▶ **Work to be completed**:
All records below must be written out exactly, with the pictures excluded.

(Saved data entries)

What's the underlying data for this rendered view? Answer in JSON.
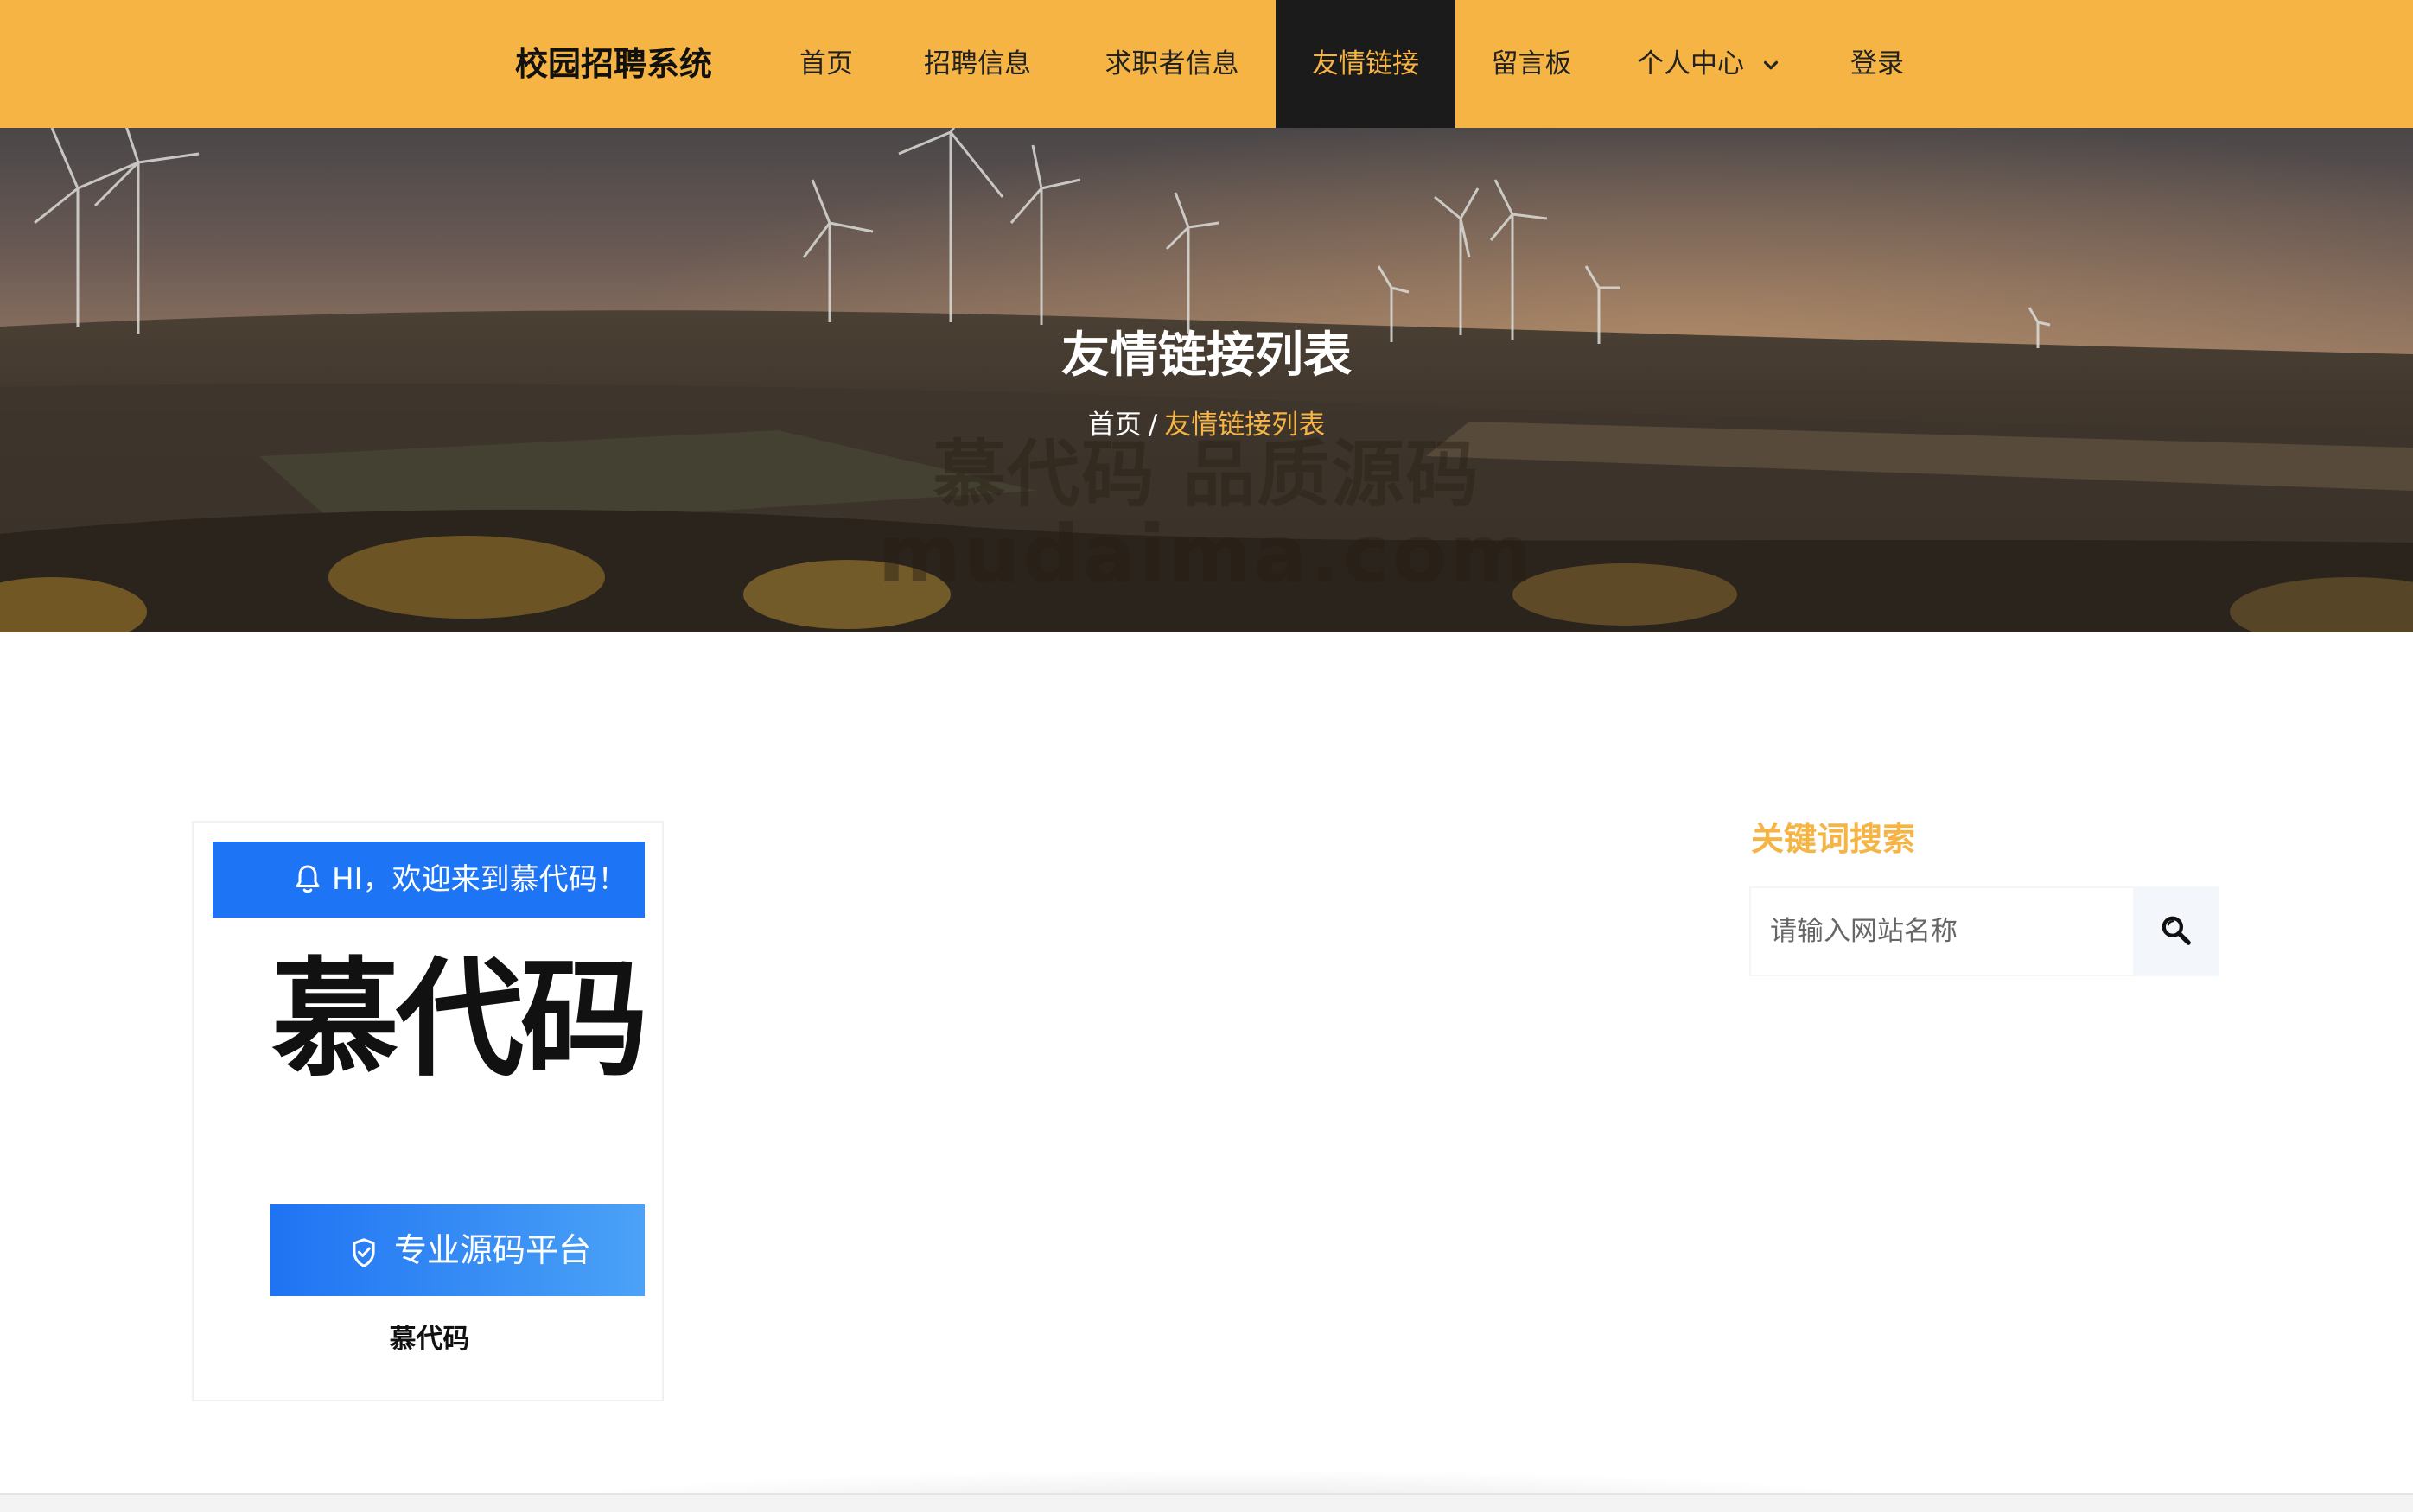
{
  "nav": {
    "brand": "校园招聘系统",
    "items": [
      {
        "label": "首页"
      },
      {
        "label": "招聘信息"
      },
      {
        "label": "求职者信息"
      },
      {
        "label": "友情链接"
      },
      {
        "label": "留言板"
      },
      {
        "label": "个人中心"
      },
      {
        "label": "登录"
      }
    ],
    "active_item": "友情链接",
    "dropdown_icon": "chevron-down-icon"
  },
  "hero": {
    "title": "友情链接列表",
    "breadcrumb": {
      "home": "首页",
      "separator": "/",
      "current": "友情链接列表"
    },
    "watermark_line1": "慕代码 品质源码",
    "watermark_line2": "mudaima.com"
  },
  "links": [
    {
      "name": "慕代码",
      "image": {
        "welcome_text": "HI，欢迎来到慕代码！",
        "logo_text": "慕代码",
        "slogan": "专业源码平台",
        "bell_icon": "bell-icon",
        "shield_icon": "shield-check-icon"
      }
    }
  ],
  "sidebar": {
    "title": "关键词搜索",
    "search_placeholder": "请输入网站名称",
    "search_icon": "search-icon"
  },
  "colors": {
    "accent": "#f5b443",
    "nav_active_bg": "#1b1b1b",
    "card_blue": "#1d74f5"
  }
}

▶ **Solution to the problem**:
What's the underlying data for this rendered view? Answer in JSON.
{
  "nav": {
    "brand": "校园招聘系统",
    "items": [
      {
        "label": "首页"
      },
      {
        "label": "招聘信息"
      },
      {
        "label": "求职者信息"
      },
      {
        "label": "友情链接"
      },
      {
        "label": "留言板"
      },
      {
        "label": "个人中心"
      },
      {
        "label": "登录"
      }
    ],
    "active_item": "友情链接",
    "dropdown_icon": "chevron-down-icon"
  },
  "hero": {
    "title": "友情链接列表",
    "breadcrumb": {
      "home": "首页",
      "separator": "/",
      "current": "友情链接列表"
    },
    "watermark_line1": "慕代码 品质源码",
    "watermark_line2": "mudaima.com"
  },
  "links": [
    {
      "name": "慕代码",
      "image": {
        "welcome_text": "HI，欢迎来到慕代码！",
        "logo_text": "慕代码",
        "slogan": "专业源码平台",
        "bell_icon": "bell-icon",
        "shield_icon": "shield-check-icon"
      }
    }
  ],
  "sidebar": {
    "title": "关键词搜索",
    "search_placeholder": "请输入网站名称",
    "search_icon": "search-icon"
  },
  "colors": {
    "accent": "#f5b443",
    "nav_active_bg": "#1b1b1b",
    "card_blue": "#1d74f5"
  }
}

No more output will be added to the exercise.